◆ WHAT IS EXPECTED ◆
Copy out every line of the material below, character for character, apart from the pictures.
*** INPUT RECORDS Section Begins ***
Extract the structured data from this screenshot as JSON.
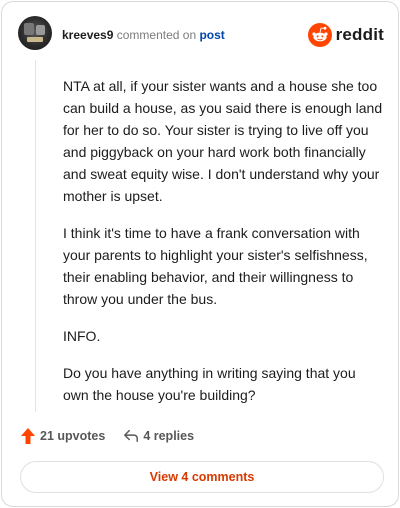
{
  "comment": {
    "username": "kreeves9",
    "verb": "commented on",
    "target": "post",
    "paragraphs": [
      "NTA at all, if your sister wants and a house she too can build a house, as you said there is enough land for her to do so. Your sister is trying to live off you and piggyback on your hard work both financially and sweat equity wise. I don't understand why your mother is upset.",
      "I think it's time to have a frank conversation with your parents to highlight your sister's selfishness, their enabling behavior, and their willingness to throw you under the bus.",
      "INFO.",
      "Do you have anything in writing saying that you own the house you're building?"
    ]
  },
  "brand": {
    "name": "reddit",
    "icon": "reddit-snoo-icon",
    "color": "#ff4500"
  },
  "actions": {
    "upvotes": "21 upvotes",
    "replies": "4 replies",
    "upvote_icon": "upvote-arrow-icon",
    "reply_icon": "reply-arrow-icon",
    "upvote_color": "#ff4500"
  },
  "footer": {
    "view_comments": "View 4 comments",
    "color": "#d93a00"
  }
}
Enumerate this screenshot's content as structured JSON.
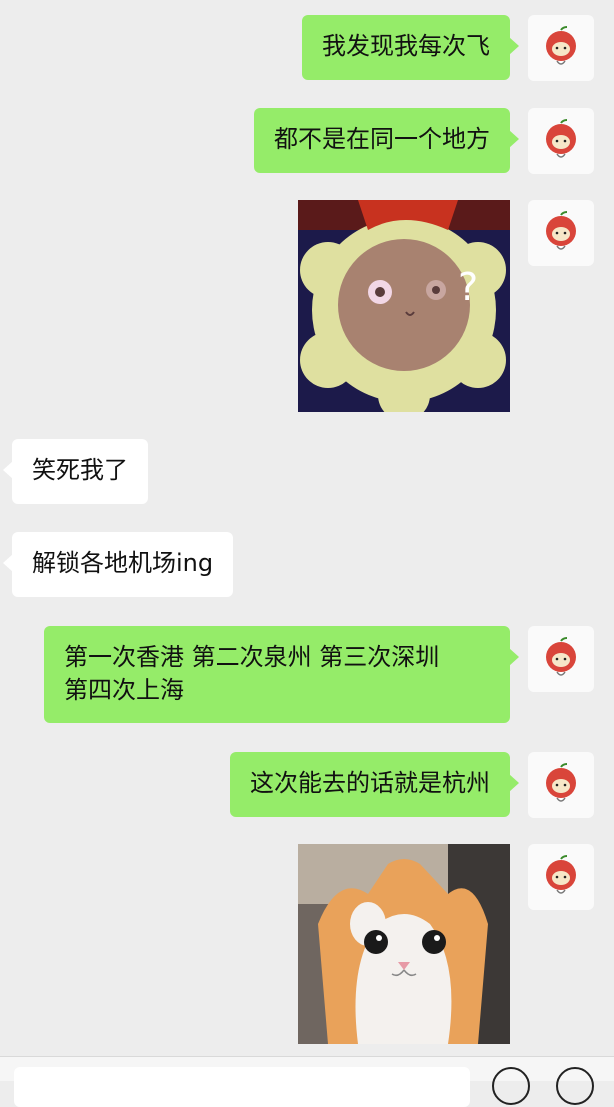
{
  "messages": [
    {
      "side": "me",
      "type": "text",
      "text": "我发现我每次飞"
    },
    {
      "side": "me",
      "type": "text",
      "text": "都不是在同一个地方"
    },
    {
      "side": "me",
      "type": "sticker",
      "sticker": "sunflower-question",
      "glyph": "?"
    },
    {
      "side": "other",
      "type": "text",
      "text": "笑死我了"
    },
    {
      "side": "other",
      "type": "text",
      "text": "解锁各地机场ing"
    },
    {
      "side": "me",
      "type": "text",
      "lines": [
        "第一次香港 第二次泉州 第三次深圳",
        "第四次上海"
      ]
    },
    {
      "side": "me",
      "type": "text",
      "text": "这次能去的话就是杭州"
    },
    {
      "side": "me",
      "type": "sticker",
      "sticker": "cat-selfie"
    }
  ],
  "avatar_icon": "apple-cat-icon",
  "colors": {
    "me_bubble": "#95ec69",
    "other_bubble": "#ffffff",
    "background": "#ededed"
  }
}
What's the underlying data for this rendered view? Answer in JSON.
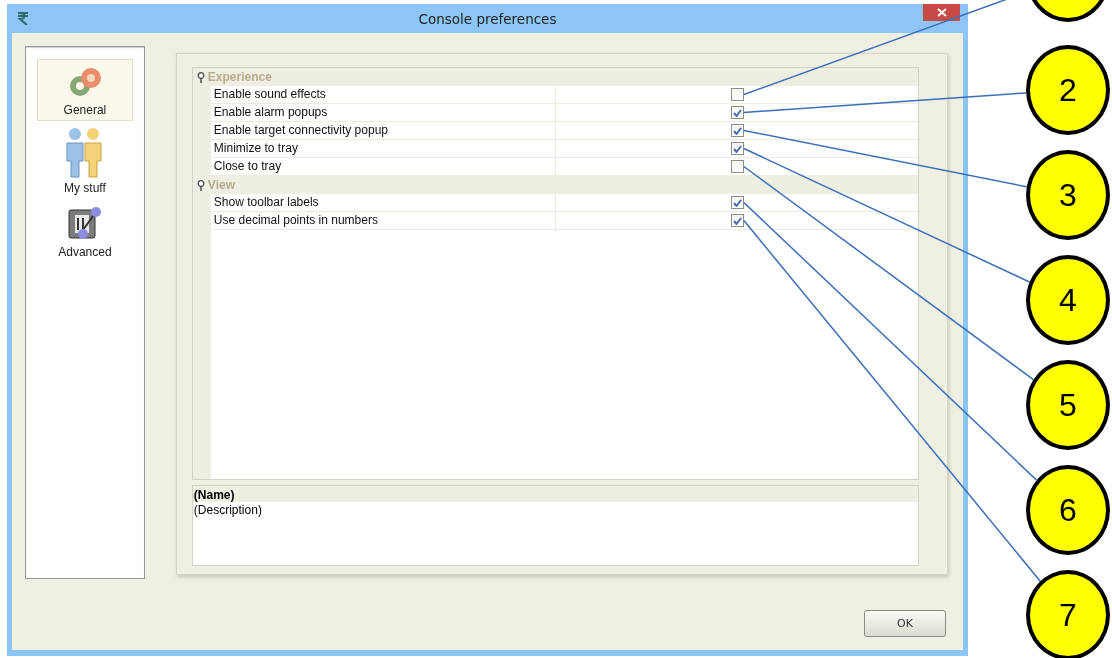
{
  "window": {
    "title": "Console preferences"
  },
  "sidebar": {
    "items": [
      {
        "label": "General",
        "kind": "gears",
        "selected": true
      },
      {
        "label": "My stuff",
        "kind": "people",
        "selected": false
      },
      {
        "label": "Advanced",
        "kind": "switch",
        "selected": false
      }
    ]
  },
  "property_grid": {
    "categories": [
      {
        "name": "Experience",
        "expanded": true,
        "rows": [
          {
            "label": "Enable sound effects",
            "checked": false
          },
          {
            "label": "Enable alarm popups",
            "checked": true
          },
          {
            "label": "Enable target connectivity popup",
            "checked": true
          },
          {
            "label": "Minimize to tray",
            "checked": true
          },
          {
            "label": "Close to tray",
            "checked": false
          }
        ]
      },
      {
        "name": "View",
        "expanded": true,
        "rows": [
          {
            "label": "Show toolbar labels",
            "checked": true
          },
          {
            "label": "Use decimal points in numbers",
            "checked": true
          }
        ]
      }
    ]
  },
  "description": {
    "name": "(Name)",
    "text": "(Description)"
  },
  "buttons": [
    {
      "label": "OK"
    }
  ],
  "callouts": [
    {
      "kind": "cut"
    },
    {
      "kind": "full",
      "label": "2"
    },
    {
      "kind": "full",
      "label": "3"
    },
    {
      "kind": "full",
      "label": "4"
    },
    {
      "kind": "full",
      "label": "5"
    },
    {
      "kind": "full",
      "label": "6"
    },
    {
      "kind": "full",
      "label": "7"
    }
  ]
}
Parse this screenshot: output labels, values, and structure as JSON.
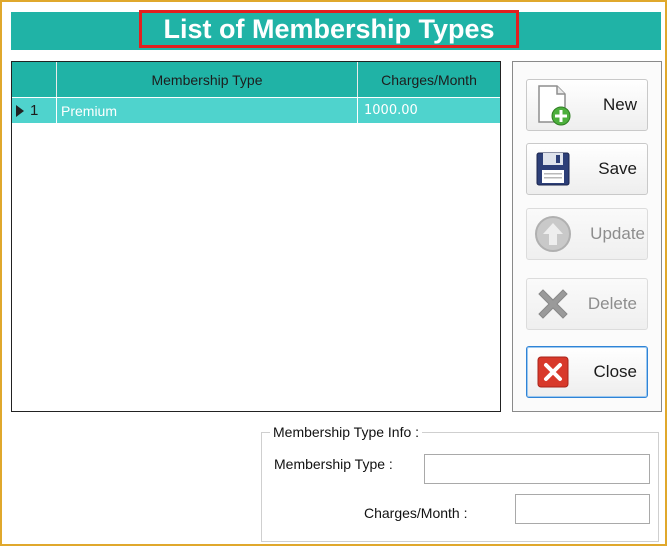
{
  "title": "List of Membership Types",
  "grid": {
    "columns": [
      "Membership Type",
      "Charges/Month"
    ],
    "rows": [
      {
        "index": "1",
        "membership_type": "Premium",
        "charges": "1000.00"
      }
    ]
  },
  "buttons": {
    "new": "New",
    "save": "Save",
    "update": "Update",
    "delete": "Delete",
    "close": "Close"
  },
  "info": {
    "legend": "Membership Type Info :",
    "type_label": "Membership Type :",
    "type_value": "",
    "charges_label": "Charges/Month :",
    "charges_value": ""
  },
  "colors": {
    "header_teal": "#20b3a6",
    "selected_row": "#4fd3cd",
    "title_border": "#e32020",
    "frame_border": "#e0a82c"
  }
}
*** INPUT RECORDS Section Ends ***
◆ RESPONSE TO THIS EXERCISE ◆
Extract the structured data from this screenshot as JSON.
{
  "comment": {
    "username": "kreeves9",
    "verb": "commented on",
    "target": "post",
    "paragraphs": [
      "NTA at all, if your sister wants and a house she too can build a house, as you said there is enough land for her to do so. Your sister is trying to live off you and piggyback on your hard work both financially and sweat equity wise. I don't understand why your mother is upset.",
      "I think it's time to have a frank conversation with your parents to highlight your sister's selfishness, their enabling behavior, and their willingness to throw you under the bus.",
      "INFO.",
      "Do you have anything in writing saying that you own the house you're building?"
    ]
  },
  "brand": {
    "name": "reddit",
    "icon": "reddit-snoo-icon",
    "color": "#ff4500"
  },
  "actions": {
    "upvotes": "21 upvotes",
    "replies": "4 replies",
    "upvote_icon": "upvote-arrow-icon",
    "reply_icon": "reply-arrow-icon",
    "upvote_color": "#ff4500"
  },
  "footer": {
    "view_comments": "View 4 comments",
    "color": "#d93a00"
  }
}
Enumerate this screenshot's content as structured JSON.
{
  "messages": [
    {
      "side": "me",
      "type": "text",
      "text": "我发现我每次飞"
    },
    {
      "side": "me",
      "type": "text",
      "text": "都不是在同一个地方"
    },
    {
      "side": "me",
      "type": "sticker",
      "sticker": "sunflower-question",
      "glyph": "?"
    },
    {
      "side": "other",
      "type": "text",
      "text": "笑死我了"
    },
    {
      "side": "other",
      "type": "text",
      "text": "解锁各地机场ing"
    },
    {
      "side": "me",
      "type": "text",
      "lines": [
        "第一次香港 第二次泉州 第三次深圳",
        "第四次上海"
      ]
    },
    {
      "side": "me",
      "type": "text",
      "text": "这次能去的话就是杭州"
    },
    {
      "side": "me",
      "type": "sticker",
      "sticker": "cat-selfie"
    }
  ],
  "avatar_icon": "apple-cat-icon",
  "colors": {
    "me_bubble": "#95ec69",
    "other_bubble": "#ffffff",
    "background": "#ededed"
  }
}
What's the underlying data for this rendered view? Answer in JSON.
{
  "window": {
    "title": "Console preferences"
  },
  "sidebar": {
    "items": [
      {
        "label": "General",
        "kind": "gears",
        "selected": true
      },
      {
        "label": "My stuff",
        "kind": "people",
        "selected": false
      },
      {
        "label": "Advanced",
        "kind": "switch",
        "selected": false
      }
    ]
  },
  "property_grid": {
    "categories": [
      {
        "name": "Experience",
        "expanded": true,
        "rows": [
          {
            "label": "Enable sound effects",
            "checked": false
          },
          {
            "label": "Enable alarm popups",
            "checked": true
          },
          {
            "label": "Enable target connectivity popup",
            "checked": true
          },
          {
            "label": "Minimize to tray",
            "checked": true
          },
          {
            "label": "Close to tray",
            "checked": false
          }
        ]
      },
      {
        "name": "View",
        "expanded": true,
        "rows": [
          {
            "label": "Show toolbar labels",
            "checked": true
          },
          {
            "label": "Use decimal points in numbers",
            "checked": true
          }
        ]
      }
    ]
  },
  "description": {
    "name": "(Name)",
    "text": "(Description)"
  },
  "buttons": [
    {
      "label": "OK"
    }
  ],
  "callouts": [
    {
      "kind": "cut"
    },
    {
      "kind": "full",
      "label": "2"
    },
    {
      "kind": "full",
      "label": "3"
    },
    {
      "kind": "full",
      "label": "4"
    },
    {
      "kind": "full",
      "label": "5"
    },
    {
      "kind": "full",
      "label": "6"
    },
    {
      "kind": "full",
      "label": "7"
    }
  ]
}
Parse this screenshot: output labels, values, and structure as JSON.
{
  "title": "List of Membership Types",
  "grid": {
    "columns": [
      "Membership Type",
      "Charges/Month"
    ],
    "rows": [
      {
        "index": "1",
        "membership_type": "Premium",
        "charges": "1000.00"
      }
    ]
  },
  "buttons": {
    "new": "New",
    "save": "Save",
    "update": "Update",
    "delete": "Delete",
    "close": "Close"
  },
  "info": {
    "legend": "Membership Type Info :",
    "type_label": "Membership Type :",
    "type_value": "",
    "charges_label": "Charges/Month :",
    "charges_value": ""
  },
  "colors": {
    "header_teal": "#20b3a6",
    "selected_row": "#4fd3cd",
    "title_border": "#e32020",
    "frame_border": "#e0a82c"
  }
}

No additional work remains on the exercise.